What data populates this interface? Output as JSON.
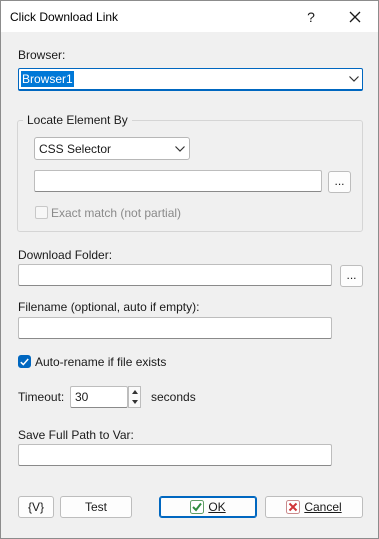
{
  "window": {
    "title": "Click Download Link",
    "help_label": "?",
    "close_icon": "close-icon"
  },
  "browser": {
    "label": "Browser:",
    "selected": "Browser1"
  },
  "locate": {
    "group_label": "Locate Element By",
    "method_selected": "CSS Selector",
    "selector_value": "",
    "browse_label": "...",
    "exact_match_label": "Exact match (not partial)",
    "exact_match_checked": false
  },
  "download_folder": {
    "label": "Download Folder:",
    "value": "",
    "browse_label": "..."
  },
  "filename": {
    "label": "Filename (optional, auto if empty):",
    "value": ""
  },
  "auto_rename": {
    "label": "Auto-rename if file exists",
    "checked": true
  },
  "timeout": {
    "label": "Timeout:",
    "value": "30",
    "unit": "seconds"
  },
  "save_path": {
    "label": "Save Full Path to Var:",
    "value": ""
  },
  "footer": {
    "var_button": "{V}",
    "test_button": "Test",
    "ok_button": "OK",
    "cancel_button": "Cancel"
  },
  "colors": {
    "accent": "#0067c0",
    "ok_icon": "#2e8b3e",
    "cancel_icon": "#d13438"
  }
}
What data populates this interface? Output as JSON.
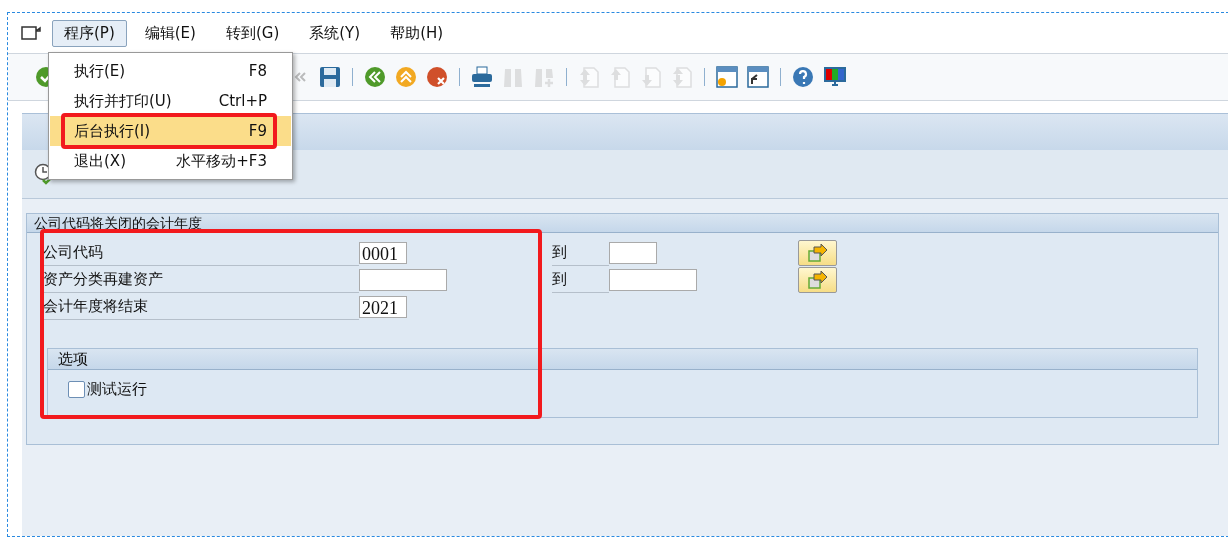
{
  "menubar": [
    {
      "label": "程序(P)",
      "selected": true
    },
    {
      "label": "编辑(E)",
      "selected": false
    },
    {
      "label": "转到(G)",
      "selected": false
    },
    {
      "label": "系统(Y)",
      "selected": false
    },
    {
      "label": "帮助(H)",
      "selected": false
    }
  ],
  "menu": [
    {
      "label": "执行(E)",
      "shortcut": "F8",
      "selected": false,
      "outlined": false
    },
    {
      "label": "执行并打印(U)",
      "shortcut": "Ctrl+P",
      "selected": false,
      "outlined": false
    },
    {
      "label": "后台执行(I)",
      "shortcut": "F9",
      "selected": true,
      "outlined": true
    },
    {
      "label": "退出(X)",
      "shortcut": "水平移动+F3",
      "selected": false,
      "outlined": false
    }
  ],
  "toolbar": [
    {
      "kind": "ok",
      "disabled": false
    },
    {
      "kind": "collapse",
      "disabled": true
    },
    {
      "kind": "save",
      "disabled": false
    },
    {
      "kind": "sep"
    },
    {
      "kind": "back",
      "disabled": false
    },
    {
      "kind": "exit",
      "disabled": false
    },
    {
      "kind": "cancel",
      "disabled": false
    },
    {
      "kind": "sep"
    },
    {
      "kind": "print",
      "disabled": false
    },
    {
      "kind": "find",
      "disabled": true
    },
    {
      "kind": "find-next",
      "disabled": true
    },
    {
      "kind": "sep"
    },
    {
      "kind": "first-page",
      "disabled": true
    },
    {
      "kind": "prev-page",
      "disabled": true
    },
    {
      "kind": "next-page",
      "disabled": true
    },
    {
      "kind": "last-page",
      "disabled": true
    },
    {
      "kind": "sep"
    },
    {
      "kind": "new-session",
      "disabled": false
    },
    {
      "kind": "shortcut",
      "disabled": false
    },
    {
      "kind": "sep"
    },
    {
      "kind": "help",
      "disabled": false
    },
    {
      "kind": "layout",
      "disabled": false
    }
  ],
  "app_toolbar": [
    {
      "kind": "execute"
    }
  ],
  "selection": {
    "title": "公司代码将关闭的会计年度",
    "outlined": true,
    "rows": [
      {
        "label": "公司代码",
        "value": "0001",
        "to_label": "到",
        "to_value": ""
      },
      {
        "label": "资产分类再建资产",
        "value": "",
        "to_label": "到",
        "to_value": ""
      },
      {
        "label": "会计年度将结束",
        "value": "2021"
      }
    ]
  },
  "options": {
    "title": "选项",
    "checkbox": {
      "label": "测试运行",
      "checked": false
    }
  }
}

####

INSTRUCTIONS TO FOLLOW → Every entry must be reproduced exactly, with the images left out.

EXERCISE RESULT →
What data populates this interface? Output as JSON.
{
  "window": {
    "title": "Click Download Link",
    "help_label": "?",
    "close_icon": "close-icon"
  },
  "browser": {
    "label": "Browser:",
    "selected": "Browser1"
  },
  "locate": {
    "group_label": "Locate Element By",
    "method_selected": "CSS Selector",
    "selector_value": "",
    "browse_label": "...",
    "exact_match_label": "Exact match (not partial)",
    "exact_match_checked": false
  },
  "download_folder": {
    "label": "Download Folder:",
    "value": "",
    "browse_label": "..."
  },
  "filename": {
    "label": "Filename (optional, auto if empty):",
    "value": ""
  },
  "auto_rename": {
    "label": "Auto-rename if file exists",
    "checked": true
  },
  "timeout": {
    "label": "Timeout:",
    "value": "30",
    "unit": "seconds"
  },
  "save_path": {
    "label": "Save Full Path to Var:",
    "value": ""
  },
  "footer": {
    "var_button": "{V}",
    "test_button": "Test",
    "ok_button": "OK",
    "cancel_button": "Cancel"
  },
  "colors": {
    "accent": "#0067c0",
    "ok_icon": "#2e8b3e",
    "cancel_icon": "#d13438"
  }
}
What data populates this interface? Output as JSON.
{
  "menubar": [
    {
      "label": "程序(P)",
      "selected": true
    },
    {
      "label": "编辑(E)",
      "selected": false
    },
    {
      "label": "转到(G)",
      "selected": false
    },
    {
      "label": "系统(Y)",
      "selected": false
    },
    {
      "label": "帮助(H)",
      "selected": false
    }
  ],
  "menu": [
    {
      "label": "执行(E)",
      "shortcut": "F8",
      "selected": false,
      "outlined": false
    },
    {
      "label": "执行并打印(U)",
      "shortcut": "Ctrl+P",
      "selected": false,
      "outlined": false
    },
    {
      "label": "后台执行(I)",
      "shortcut": "F9",
      "selected": true,
      "outlined": true
    },
    {
      "label": "退出(X)",
      "shortcut": "水平移动+F3",
      "selected": false,
      "outlined": false
    }
  ],
  "toolbar": [
    {
      "kind": "ok",
      "disabled": false
    },
    {
      "kind": "collapse",
      "disabled": true
    },
    {
      "kind": "save",
      "disabled": false
    },
    {
      "kind": "sep"
    },
    {
      "kind": "back",
      "disabled": false
    },
    {
      "kind": "exit",
      "disabled": false
    },
    {
      "kind": "cancel",
      "disabled": false
    },
    {
      "kind": "sep"
    },
    {
      "kind": "print",
      "disabled": false
    },
    {
      "kind": "find",
      "disabled": true
    },
    {
      "kind": "find-next",
      "disabled": true
    },
    {
      "kind": "sep"
    },
    {
      "kind": "first-page",
      "disabled": true
    },
    {
      "kind": "prev-page",
      "disabled": true
    },
    {
      "kind": "next-page",
      "disabled": true
    },
    {
      "kind": "last-page",
      "disabled": true
    },
    {
      "kind": "sep"
    },
    {
      "kind": "new-session",
      "disabled": false
    },
    {
      "kind": "shortcut",
      "disabled": false
    },
    {
      "kind": "sep"
    },
    {
      "kind": "help",
      "disabled": false
    },
    {
      "kind": "layout",
      "disabled": false
    }
  ],
  "app_toolbar": [
    {
      "kind": "execute"
    }
  ],
  "selection": {
    "title": "公司代码将关闭的会计年度",
    "outlined": true,
    "rows": [
      {
        "label": "公司代码",
        "value": "0001",
        "to_label": "到",
        "to_value": ""
      },
      {
        "label": "资产分类再建资产",
        "value": "",
        "to_label": "到",
        "to_value": ""
      },
      {
        "label": "会计年度将结束",
        "value": "2021"
      }
    ]
  },
  "options": {
    "title": "选项",
    "checkbox": {
      "label": "测试运行",
      "checked": false
    }
  }
}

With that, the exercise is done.